We worked well together.
My decision to have more than one child was without question from my relationship with my brother. I couldn’t imagine not giving my child, my beloved little Sprout, a sibling to love and grow up with.
I just didn’t picture that the sibling I would gift my son with would, like me, have a disability.
I didn’t think that my son would be in the same position as my brother – an older sibling of one who had needs that were less common than most. The doctor who delivered my daughter’s prenatal diagnosis said she’d be a “burden for life”; in his urging us to terminate her life, he told us that we should consider our son, as she would be his burden after we are gone.
It spun me around.
My memories of growing up with my brother… Was I wrong in thinking that my brother and I were such a team? Was I imagining everything, casting a lovely golden glow on our lives simply because they were memories? Was growing up with me really horribly hard for him? Was early life some unmitigated series of various burdens for him? Was I his burden?
We’ve never really talked about it, you see. We do not talk about things like that. We’re from that Celto-Scandanavian farming stock, that don’t get into things like “feelings”.
So I asked him. In an email. This is what he said:
I really find the question funny! Growing up I never looked at you as deaf or scarred. You were my sister. We fought about everything but that just brought us closer in later years.
When we were young you had a hard time understanding other people and in many cases even mom and dad which made you naturally look at me and I would say the same thing again and you would get it. You naturally taught me to speak slower than most people and clearly.
Growing up I really never thought about it as a chore or looked at you as disabled in fact I thought you were tough and courageous. I remember teaching you how to fight and then you decked that big Fijian girl who was teasing you.
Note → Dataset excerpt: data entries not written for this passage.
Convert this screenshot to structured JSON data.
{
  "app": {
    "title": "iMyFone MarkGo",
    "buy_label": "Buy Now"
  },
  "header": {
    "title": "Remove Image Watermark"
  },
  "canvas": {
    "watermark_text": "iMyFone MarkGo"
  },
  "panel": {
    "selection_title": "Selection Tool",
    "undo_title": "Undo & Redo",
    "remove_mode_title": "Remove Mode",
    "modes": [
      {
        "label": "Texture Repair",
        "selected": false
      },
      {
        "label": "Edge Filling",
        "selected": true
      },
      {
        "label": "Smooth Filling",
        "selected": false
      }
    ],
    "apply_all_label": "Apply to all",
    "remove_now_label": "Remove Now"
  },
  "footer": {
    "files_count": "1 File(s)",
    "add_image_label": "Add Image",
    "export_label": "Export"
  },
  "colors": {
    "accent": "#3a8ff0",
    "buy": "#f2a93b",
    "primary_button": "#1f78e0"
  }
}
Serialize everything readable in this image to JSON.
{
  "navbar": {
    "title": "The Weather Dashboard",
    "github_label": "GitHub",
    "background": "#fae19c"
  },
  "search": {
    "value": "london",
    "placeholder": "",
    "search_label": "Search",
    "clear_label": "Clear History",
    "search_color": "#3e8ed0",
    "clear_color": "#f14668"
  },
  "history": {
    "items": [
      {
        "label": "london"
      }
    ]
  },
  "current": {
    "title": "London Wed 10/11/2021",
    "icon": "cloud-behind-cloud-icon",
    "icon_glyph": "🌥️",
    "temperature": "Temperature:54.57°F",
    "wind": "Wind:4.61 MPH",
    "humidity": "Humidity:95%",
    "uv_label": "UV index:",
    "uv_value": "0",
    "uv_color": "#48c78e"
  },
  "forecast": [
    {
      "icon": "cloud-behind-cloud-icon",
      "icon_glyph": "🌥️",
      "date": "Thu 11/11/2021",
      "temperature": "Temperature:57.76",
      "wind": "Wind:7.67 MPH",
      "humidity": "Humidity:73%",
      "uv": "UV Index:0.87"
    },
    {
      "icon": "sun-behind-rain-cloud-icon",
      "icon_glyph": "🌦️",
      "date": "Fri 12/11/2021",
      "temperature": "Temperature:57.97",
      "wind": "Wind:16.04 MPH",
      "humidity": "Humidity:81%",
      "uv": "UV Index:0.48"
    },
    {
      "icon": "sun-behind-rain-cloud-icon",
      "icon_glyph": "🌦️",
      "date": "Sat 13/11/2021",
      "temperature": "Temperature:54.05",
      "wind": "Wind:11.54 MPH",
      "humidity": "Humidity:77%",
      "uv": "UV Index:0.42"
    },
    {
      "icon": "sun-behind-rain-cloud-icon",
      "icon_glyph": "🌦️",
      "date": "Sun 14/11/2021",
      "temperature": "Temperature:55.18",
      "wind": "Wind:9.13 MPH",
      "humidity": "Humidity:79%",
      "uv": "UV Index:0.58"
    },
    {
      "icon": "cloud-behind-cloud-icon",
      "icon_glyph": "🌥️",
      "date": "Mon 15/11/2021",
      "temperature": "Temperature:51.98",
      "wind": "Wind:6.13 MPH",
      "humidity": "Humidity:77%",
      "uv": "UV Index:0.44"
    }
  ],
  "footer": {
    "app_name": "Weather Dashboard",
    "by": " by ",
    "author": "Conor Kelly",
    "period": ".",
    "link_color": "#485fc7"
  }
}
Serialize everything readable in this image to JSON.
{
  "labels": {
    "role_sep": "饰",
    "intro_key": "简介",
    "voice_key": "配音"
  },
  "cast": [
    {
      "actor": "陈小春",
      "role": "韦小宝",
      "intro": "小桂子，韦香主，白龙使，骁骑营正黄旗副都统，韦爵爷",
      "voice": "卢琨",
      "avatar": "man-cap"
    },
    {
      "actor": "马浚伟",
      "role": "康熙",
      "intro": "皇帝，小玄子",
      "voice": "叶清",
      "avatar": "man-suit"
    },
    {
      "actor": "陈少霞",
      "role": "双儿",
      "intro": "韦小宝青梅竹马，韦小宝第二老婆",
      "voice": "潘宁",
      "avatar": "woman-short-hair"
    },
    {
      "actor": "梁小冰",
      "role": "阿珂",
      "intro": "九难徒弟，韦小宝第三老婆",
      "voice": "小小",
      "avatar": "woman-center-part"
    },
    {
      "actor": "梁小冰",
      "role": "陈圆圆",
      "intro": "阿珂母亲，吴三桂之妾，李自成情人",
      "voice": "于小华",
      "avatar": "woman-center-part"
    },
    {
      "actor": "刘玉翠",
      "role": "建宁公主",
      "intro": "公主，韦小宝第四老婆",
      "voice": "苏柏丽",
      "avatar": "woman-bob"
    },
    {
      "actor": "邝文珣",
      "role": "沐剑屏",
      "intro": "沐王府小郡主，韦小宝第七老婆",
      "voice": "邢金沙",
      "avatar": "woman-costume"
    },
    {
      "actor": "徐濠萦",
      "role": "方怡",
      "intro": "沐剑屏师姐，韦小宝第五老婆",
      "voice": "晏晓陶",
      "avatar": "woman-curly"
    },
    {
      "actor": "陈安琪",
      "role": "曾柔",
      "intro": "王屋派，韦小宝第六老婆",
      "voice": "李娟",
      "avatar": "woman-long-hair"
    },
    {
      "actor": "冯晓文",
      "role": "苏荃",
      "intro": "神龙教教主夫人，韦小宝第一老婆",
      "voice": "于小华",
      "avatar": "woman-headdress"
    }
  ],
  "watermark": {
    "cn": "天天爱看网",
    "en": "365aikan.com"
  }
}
You really didn’t let anyone push you around!
When we were young maybe because we moved quite a bit we weren’t able to develop a lot of friendships with others so it was basically you and me – partners in crime.. [here he talked about crime stories I don’t want known]
I have so much to thank you for – your “disability” taught me so much growing up – to be more patient, understanding, and protective… you are and always will be my little sister.
We become so scared of the unknown in our cozy American world. Scared of what we don’t know – and disability is such a great unknown for most of us.
When a doctor tells us that our unborn child who has received a prenatal diagnosis of a disability (- be it Down syndrome or another) will be a “burden” for other children, for ourselves, it so easy to slip into the fear those words bring.
Because, well, we don’t know what it’s going to be like.
And yet… in the end, what is a “disability”? Isn’t it just a different way of functioning?
Not necessarily any more or less of a burden than we make it to be.
I think the real burden is living in a world without love.
And that is something my son will never be burdened with.